People who perceive more discrimination in daily life have higher rates of sleep problems, based on both subjective and objective measures, according to a new study.
The study included 441 adults whose average age was 47 years; about one-third were of non-white race/ethnicity.
"Discrimination is an important factor associated with sleep measures in middle-aged adults," said Sherry Owens from West Virginia University in the US.
Participants wore an activity monitor device for one week to gather data on objective sleep measures - for example, sleep efficiency, calculated as the percentage of time spent in bed that the person was asleep.
They also completed subjective sleep ratings - - for example, how often they had sleep problems.
Perceived experiences of discrimination were assessed using a validated "Everyday Discrimination Scale." For example, subjects were asked how often they were treated with less courtesy or respect than others, or how often they were insulted or harassed.
Discrimination scores were analysed for association with the objective and subjective sleep measures. Objective measures indicated that about one-third of participants had poor sleep efficiency.
Subjectively, one-half of subjects rated themselves as having poor sleep quality.
Participants who perceived more discrimination had increased sleep problems, after adjustment for demographic, lifestyle, and health factors.
Higher discrimination scores were associated with 12 per cent higher odds of poor sleep efficiency and a nine per cent increase in the odds of poor sleep quality.
Discrimination was also related to (objective) time spent awake after falling asleep and (subjective) overall sleep difficulties.
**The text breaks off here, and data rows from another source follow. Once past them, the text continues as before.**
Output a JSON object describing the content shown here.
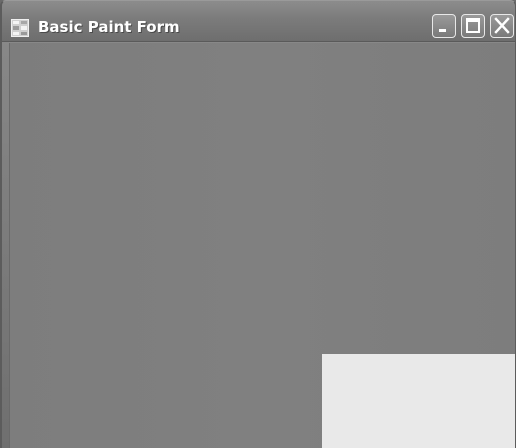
{
  "window": {
    "title": "Basic Paint Form",
    "icons": {
      "app": "application-form-icon",
      "minimize": "minimize-icon",
      "maximize": "maximize-icon",
      "close": "close-icon"
    }
  },
  "canvas": {
    "background_color": "#808080",
    "shape_color": "#e9e9e9"
  }
}
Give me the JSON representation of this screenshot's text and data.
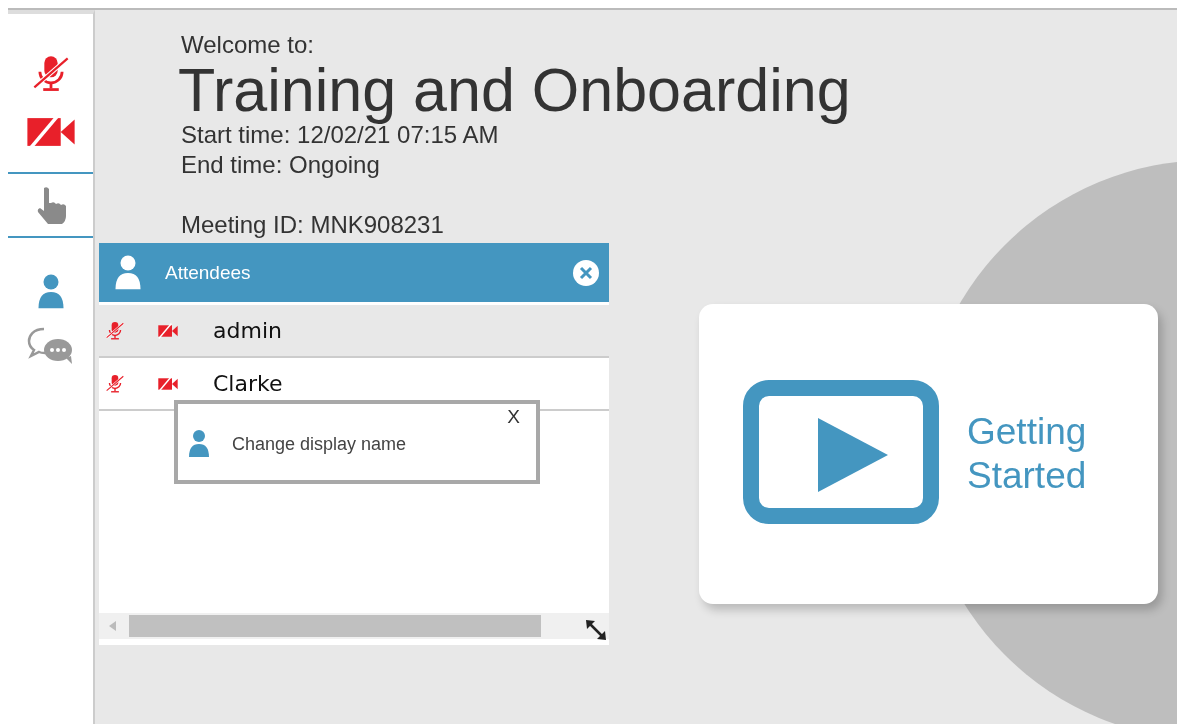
{
  "sidebar": [
    {
      "kind": "mic",
      "muted": true
    },
    {
      "kind": "camera",
      "muted": true
    },
    {
      "kind": "hand"
    },
    {
      "kind": "attendees",
      "selected": true
    },
    {
      "kind": "chat",
      "selected": false
    }
  ],
  "welcome": {
    "label": "Welcome to:",
    "title": "Training and Onboarding",
    "start_time": "Start time: 12/02/21 07:15 AM",
    "end_time": "End time: Ongoing",
    "meeting_id": "Meeting ID: MNK908231"
  },
  "attendees": {
    "title": "Attendees",
    "rows": [
      {
        "name": "admin",
        "selected": true,
        "mic_muted": true,
        "camera_off": true
      },
      {
        "name": "Clarke",
        "selected": false,
        "mic_muted": true,
        "camera_off": true
      }
    ],
    "popup": {
      "label": "Change display name",
      "close": "X"
    }
  },
  "card": {
    "label": "Getting Started"
  }
}
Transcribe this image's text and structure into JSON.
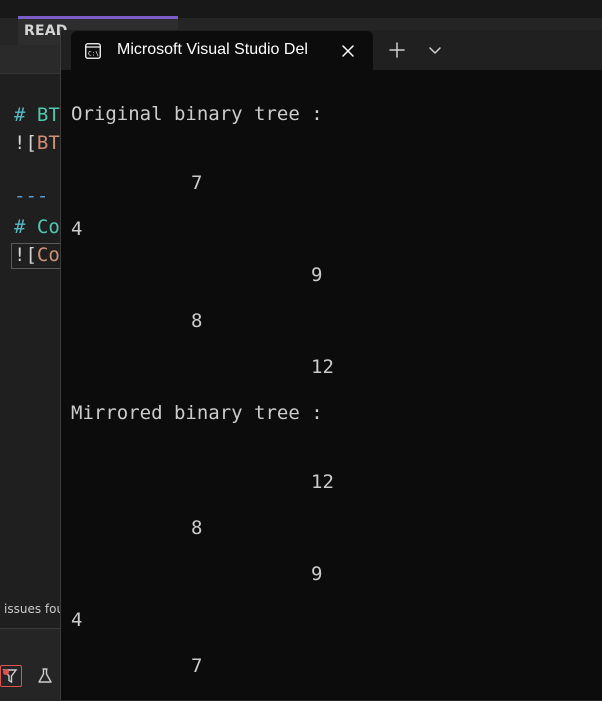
{
  "editor": {
    "tab_label": "READ",
    "lines": [
      {
        "hash": "#",
        "text": "BT"
      },
      {
        "bang": "![",
        "text": "BT"
      },
      {
        "rule": "---"
      },
      {
        "hash": "#",
        "text": "Co"
      },
      {
        "bang": "![",
        "text": "Co"
      }
    ],
    "issues_text": "issues fou"
  },
  "terminal": {
    "tab_title": "Microsoft Visual Studio Del",
    "icon": "console-app-icon",
    "output": {
      "original_heading": "Original binary tree :",
      "original_nodes": [
        "7",
        "4",
        "9",
        "8",
        "12"
      ],
      "mirrored_heading": "Mirrored binary tree :",
      "mirrored_nodes": [
        "12",
        "8",
        "9",
        "4",
        "7"
      ]
    }
  }
}
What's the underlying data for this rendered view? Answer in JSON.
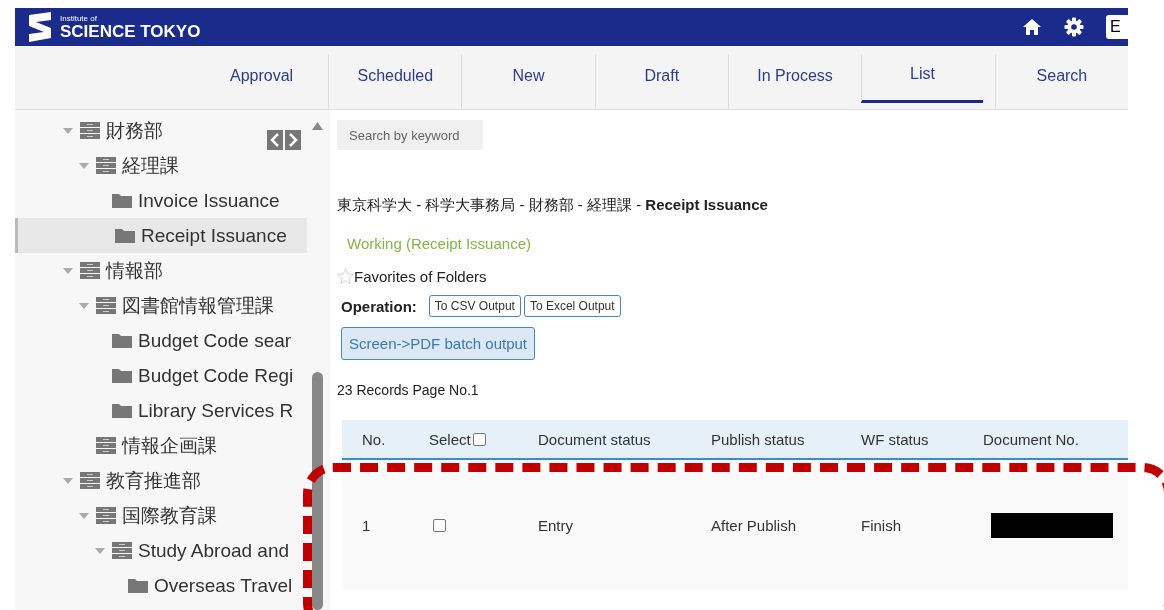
{
  "header": {
    "logo_small": "Institute of",
    "logo_main": "SCIENCE TOKYO",
    "language": "E"
  },
  "tabs": [
    {
      "label": "Approval",
      "selected": false
    },
    {
      "label": "Scheduled",
      "selected": false
    },
    {
      "label": "New",
      "selected": false
    },
    {
      "label": "Draft",
      "selected": false
    },
    {
      "label": "In Process",
      "selected": false
    },
    {
      "label": "List",
      "selected": true
    },
    {
      "label": "Search",
      "selected": false
    }
  ],
  "sidebar": {
    "tree": [
      {
        "label": "財務部",
        "kind": "department",
        "expanded": true,
        "selected": false,
        "children": [
          {
            "label": "経理課",
            "kind": "department",
            "expanded": true,
            "selected": false,
            "children": [
              {
                "label": "Invoice Issuance",
                "kind": "folder",
                "selected": false
              },
              {
                "label": "Receipt Issuance",
                "kind": "folder",
                "selected": true
              }
            ]
          }
        ]
      },
      {
        "label": "情報部",
        "kind": "department",
        "expanded": true,
        "selected": false,
        "children": [
          {
            "label": "図書館情報管理課",
            "kind": "department",
            "expanded": true,
            "selected": false,
            "children": [
              {
                "label": "Budget Code sear",
                "kind": "folder",
                "selected": false
              },
              {
                "label": "Budget Code Regi",
                "kind": "folder",
                "selected": false
              },
              {
                "label": "Library Services R",
                "kind": "folder",
                "selected": false
              }
            ]
          },
          {
            "label": "情報企画課",
            "kind": "department",
            "selected": false
          }
        ]
      },
      {
        "label": "教育推進部",
        "kind": "department",
        "expanded": true,
        "selected": false,
        "children": [
          {
            "label": "国際教育課",
            "kind": "department",
            "expanded": true,
            "selected": false,
            "children": [
              {
                "label": "Study Abroad and",
                "kind": "department",
                "expanded": true,
                "selected": false,
                "children": [
                  {
                    "label": "Overseas Travel",
                    "kind": "folder",
                    "selected": false
                  }
                ]
              }
            ]
          }
        ]
      }
    ]
  },
  "search": {
    "placeholder": "Search by keyword"
  },
  "breadcrumb": "東京科学大 - 科学大事務局 - 財務部 - 経理課 - **Receipt Issuance**",
  "working": "Working (Receipt Issuance)",
  "favorites": {
    "label": "Favorites of Folders",
    "starred": false
  },
  "operation": {
    "label": "Operation:",
    "buttons": [
      "To CSV Output",
      "To Excel Output"
    ]
  },
  "pdf_button": "Screen->PDF batch output",
  "records": "23 Records  Page No.1",
  "table": {
    "columns": [
      {
        "label": "No.",
        "kind": "text"
      },
      {
        "label": "Select",
        "kind": "checkbox",
        "checked": false
      },
      {
        "label": "Document status",
        "kind": "text"
      },
      {
        "label": "Publish status",
        "kind": "text"
      },
      {
        "label": "WF status",
        "kind": "text"
      },
      {
        "label": "Document No.",
        "kind": "text"
      }
    ],
    "rows": [
      {
        "cells": [
          "1",
          "",
          "Entry",
          "After Publish",
          "Finish",
          ""
        ],
        "checked": false,
        "document_no_redacted": true
      }
    ]
  }
}
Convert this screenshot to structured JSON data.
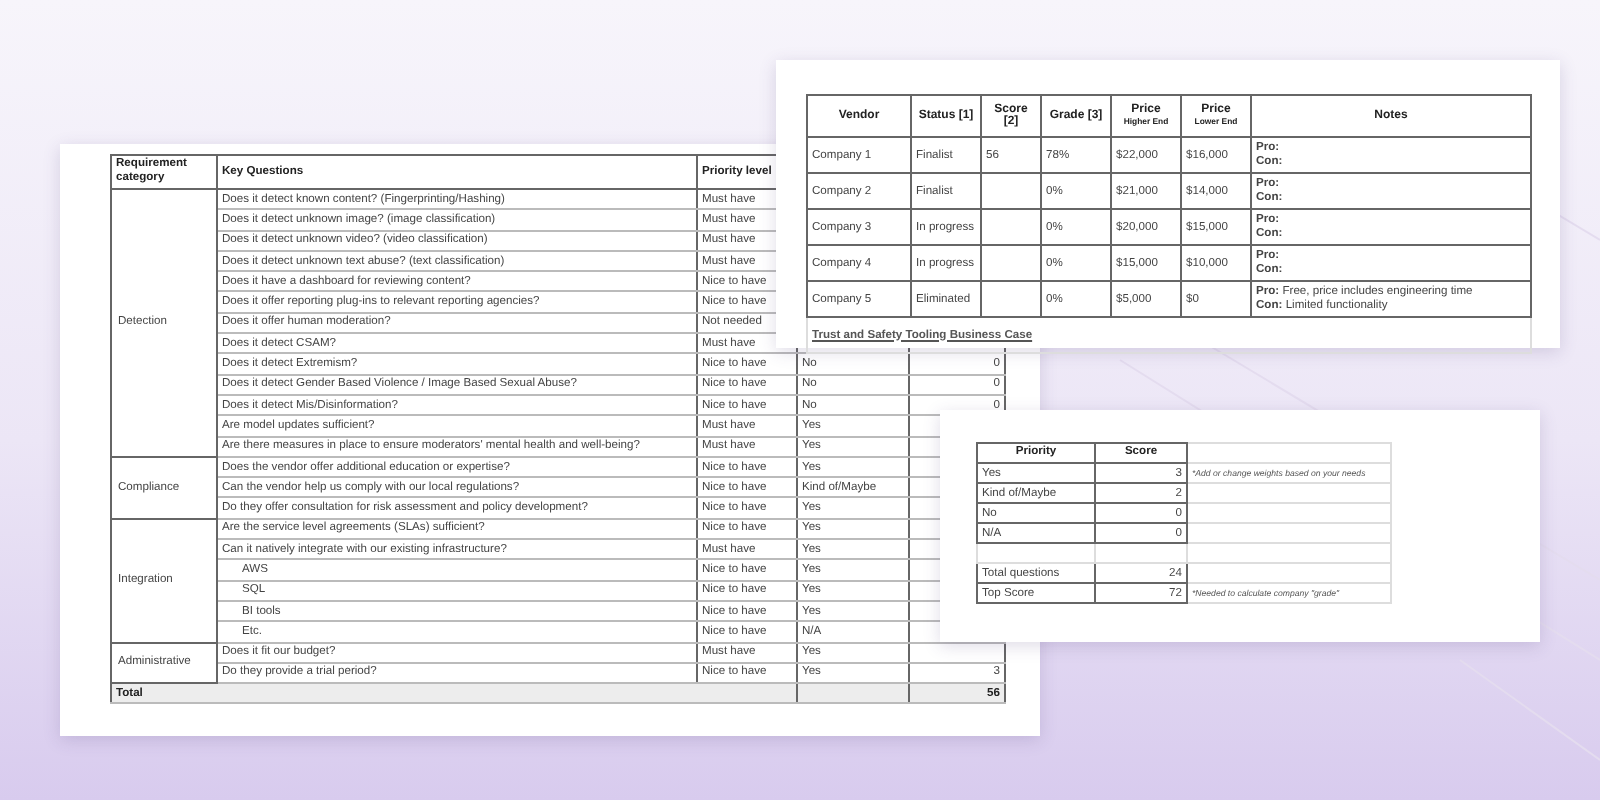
{
  "requirements_sheet": {
    "columns": [
      "Requirement category",
      "Key Questions",
      "Priority level"
    ],
    "categories": [
      {
        "name": "Detection",
        "rows": [
          {
            "question": "Does it detect known content? (Fingerprinting/Hashing)",
            "priority": "Must have"
          },
          {
            "question": "Does it detect unknown image? (image classification)",
            "priority": "Must have"
          },
          {
            "question": "Does it detect unknown video? (video classification)",
            "priority": "Must have"
          },
          {
            "question": "Does it detect unknown text abuse? (text classification)",
            "priority": "Must have"
          },
          {
            "question": "Does it have a dashboard for reviewing content?",
            "priority": "Nice to have"
          },
          {
            "question": "Does it offer reporting plug-ins to relevant reporting agencies?",
            "priority": "Nice to have"
          },
          {
            "question": "Does it offer human moderation?",
            "priority": "Not needed"
          },
          {
            "question": "Does it detect CSAM?",
            "priority": "Must have"
          },
          {
            "question": "Does it detect Extremism?",
            "priority": "Nice to have",
            "answer": "No",
            "score": "0"
          },
          {
            "question": "Does it detect Gender Based Violence / Image Based Sexual Abuse?",
            "priority": "Nice to have",
            "answer": "No",
            "score": "0"
          },
          {
            "question": "Does it detect Mis/Disinformation?",
            "priority": "Nice to have",
            "answer": "No",
            "score": "0"
          },
          {
            "question": "Are model updates sufficient?",
            "priority": "Must have",
            "answer": "Yes"
          },
          {
            "question": "Are there measures in place to ensure moderators' mental health and well-being?",
            "priority": "Must have",
            "answer": "Yes"
          }
        ]
      },
      {
        "name": "Compliance",
        "rows": [
          {
            "question": "Does the vendor offer additional education or expertise?",
            "priority": "Nice to have",
            "answer": "Yes"
          },
          {
            "question": "Can the vendor help us comply with our local regulations?",
            "priority": "Nice to have",
            "answer": "Kind of/Maybe"
          },
          {
            "question": "Do they offer consultation for risk assessment and policy development?",
            "priority": "Nice to have",
            "answer": "Yes"
          }
        ]
      },
      {
        "name": "Integration",
        "rows": [
          {
            "question": "Are the service level agreements (SLAs) sufficient?",
            "priority": "Nice to have",
            "answer": "Yes"
          },
          {
            "question": "Can it natively integrate with our existing infrastructure?",
            "priority": "Must have",
            "answer": "Yes",
            "children": [
              {
                "question": "AWS",
                "priority": "Nice to have",
                "answer": "Yes"
              },
              {
                "question": "SQL",
                "priority": "Nice to have",
                "answer": "Yes"
              },
              {
                "question": "BI tools",
                "priority": "Nice to have",
                "answer": "Yes"
              },
              {
                "question": "Etc.",
                "priority": "Nice to have",
                "answer": "N/A"
              }
            ]
          }
        ]
      },
      {
        "name": "Administrative",
        "rows": [
          {
            "question": "Does it fit our budget?",
            "priority": "Must have",
            "answer": "Yes"
          },
          {
            "question": "Do they provide a trial period?",
            "priority": "Nice to have",
            "answer": "Yes",
            "score": "3"
          }
        ]
      }
    ],
    "total": {
      "label": "Total",
      "score": "56"
    }
  },
  "vendor_sheet": {
    "columns": [
      {
        "label": "Vendor"
      },
      {
        "label": "Status [1]"
      },
      {
        "label": "Score [2]"
      },
      {
        "label": "Grade [3]"
      },
      {
        "label": "Price",
        "sub": "Higher End"
      },
      {
        "label": "Price",
        "sub": "Lower End"
      },
      {
        "label": "Notes"
      }
    ],
    "rows": [
      {
        "cells": [
          "Company 1",
          "Finalist",
          "56",
          "78%",
          "$22,000",
          "$16,000"
        ],
        "pro": "**Pro:**",
        "con": "**Con:**"
      },
      {
        "cells": [
          "Company 2",
          "Finalist",
          "",
          "0%",
          "$21,000",
          "$14,000"
        ],
        "pro": "**Pro:**",
        "con": "**Con:**"
      },
      {
        "cells": [
          "Company 3",
          "In progress",
          "",
          "0%",
          "$20,000",
          "$15,000"
        ],
        "pro": "**Pro:**",
        "con": "**Con:**"
      },
      {
        "cells": [
          "Company 4",
          "In progress",
          "",
          "0%",
          "$15,000",
          "$10,000"
        ],
        "pro": "**Pro:**",
        "con": "**Con:**"
      },
      {
        "cells": [
          "Company 5",
          "Eliminated",
          "",
          "0%",
          "$5,000",
          "$0"
        ],
        "pro": "**Pro:** Free, price includes engineering time",
        "con": "**Con:** Limited functionality"
      }
    ],
    "caption": "Trust and Safety Tooling Business Case"
  },
  "scoring_sheet": {
    "columns": [
      "Priority",
      "Score"
    ],
    "rows": [
      {
        "label": "Yes",
        "score": "3",
        "note": "*Add or change weights based on your needs"
      },
      {
        "label": "Kind of/Maybe",
        "score": "2"
      },
      {
        "label": "No",
        "score": "0"
      },
      {
        "label": "N/A",
        "score": "0"
      },
      {
        "kind": "blank"
      },
      {
        "label": "Total questions",
        "score": "24"
      },
      {
        "label": "Top Score",
        "score": "72",
        "note": "*Needed to calculate company \"grade\""
      }
    ]
  }
}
Non-white subjects had nearly four times the odds of poor sleep efficiency. Otherwise, all differences in sleep measures between white and non-white subjects were related to discrimination.
Older participants and men were more likely to have some types of sleep problems.
Age, sex, and mental/physical health factors explained only a small proportion of the effects of discrimination. Previous studies have suggested that racial/ethnic minorities have worse sleep quality.
Inadequate sleep is associated with adverse health outcomes, including increased cardiovascular risks and increased mortality.
These consequences of poor sleep may account for some of racial/ethnic variation in health outcomes - possibly reflecting inadequate recovery from chronic daily stressors.
The study was published in Psychosomatic Medicine: Journal of Behavioural Medicine.
Higher discrimination scores were associated with 12 per cent higher odds of poor sleep efficiency